— Requirement —
Across the entries, count the lines that include "PUMP" and report only that number.

— Entries provided —
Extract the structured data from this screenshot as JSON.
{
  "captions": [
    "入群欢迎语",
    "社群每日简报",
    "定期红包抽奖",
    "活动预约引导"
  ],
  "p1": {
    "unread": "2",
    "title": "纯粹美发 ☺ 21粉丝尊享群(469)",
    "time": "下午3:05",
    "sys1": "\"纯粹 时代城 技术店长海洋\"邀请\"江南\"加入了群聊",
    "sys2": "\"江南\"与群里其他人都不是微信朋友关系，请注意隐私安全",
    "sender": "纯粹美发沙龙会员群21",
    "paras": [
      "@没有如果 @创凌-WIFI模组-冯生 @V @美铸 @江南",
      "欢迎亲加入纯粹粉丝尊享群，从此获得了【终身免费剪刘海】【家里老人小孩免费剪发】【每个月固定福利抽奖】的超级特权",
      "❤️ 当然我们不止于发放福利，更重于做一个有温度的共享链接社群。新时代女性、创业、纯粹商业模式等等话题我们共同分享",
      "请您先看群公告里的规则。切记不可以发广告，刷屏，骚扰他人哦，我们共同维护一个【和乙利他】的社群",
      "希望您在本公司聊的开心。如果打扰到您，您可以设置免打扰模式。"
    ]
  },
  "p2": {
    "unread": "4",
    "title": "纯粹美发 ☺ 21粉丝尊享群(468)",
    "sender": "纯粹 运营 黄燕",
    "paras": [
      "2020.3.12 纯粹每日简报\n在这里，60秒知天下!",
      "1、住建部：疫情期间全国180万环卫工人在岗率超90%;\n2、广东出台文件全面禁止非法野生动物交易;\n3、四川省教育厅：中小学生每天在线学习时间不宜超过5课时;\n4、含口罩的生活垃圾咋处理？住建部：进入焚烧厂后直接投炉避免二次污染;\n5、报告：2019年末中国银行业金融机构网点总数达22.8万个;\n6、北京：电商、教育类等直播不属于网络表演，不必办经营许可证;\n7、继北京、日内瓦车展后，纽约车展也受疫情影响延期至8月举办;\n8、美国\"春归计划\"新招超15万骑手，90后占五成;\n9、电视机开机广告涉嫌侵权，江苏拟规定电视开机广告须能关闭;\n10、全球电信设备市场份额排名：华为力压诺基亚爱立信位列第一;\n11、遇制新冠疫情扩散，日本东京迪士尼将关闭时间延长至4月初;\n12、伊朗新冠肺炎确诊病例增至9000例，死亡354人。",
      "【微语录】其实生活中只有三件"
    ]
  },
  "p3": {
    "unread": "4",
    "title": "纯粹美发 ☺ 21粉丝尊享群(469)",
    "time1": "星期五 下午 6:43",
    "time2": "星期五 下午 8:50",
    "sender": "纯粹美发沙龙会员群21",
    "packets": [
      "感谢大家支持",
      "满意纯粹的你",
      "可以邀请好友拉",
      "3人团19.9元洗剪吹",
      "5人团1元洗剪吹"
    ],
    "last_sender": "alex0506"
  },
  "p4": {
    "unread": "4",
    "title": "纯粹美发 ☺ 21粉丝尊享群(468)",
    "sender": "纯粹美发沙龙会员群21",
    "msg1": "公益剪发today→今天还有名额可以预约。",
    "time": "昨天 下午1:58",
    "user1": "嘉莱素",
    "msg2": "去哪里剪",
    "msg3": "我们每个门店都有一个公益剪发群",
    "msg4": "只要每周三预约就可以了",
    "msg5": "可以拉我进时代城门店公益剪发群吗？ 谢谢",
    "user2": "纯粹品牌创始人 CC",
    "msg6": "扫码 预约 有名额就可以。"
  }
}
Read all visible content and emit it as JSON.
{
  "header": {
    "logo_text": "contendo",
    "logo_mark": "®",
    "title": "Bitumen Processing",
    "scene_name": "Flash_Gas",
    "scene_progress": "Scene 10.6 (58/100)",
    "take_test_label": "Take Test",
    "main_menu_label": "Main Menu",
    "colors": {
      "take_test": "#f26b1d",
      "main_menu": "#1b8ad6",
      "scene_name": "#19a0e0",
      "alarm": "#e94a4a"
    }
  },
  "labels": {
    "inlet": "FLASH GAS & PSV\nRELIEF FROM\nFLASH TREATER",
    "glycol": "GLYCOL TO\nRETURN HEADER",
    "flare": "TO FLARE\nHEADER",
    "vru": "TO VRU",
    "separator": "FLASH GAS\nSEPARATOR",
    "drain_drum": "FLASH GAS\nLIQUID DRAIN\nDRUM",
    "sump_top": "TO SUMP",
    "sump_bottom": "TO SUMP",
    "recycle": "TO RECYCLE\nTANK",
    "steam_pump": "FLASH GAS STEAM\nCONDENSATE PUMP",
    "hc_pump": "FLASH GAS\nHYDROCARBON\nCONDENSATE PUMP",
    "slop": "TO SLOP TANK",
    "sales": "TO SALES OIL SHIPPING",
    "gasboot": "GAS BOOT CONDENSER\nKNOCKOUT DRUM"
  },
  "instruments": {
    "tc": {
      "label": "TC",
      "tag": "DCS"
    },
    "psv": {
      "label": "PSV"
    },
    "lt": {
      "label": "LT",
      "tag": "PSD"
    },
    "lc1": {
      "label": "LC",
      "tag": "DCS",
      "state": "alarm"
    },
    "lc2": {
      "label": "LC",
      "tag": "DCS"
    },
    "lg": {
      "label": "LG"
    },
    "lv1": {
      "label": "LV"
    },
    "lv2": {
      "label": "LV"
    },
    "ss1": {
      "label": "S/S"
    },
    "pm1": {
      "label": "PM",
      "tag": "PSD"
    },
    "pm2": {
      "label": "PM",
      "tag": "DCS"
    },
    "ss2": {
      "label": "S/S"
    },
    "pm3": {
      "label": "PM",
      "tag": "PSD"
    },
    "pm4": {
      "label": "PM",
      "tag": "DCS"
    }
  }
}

— Result for this task —
2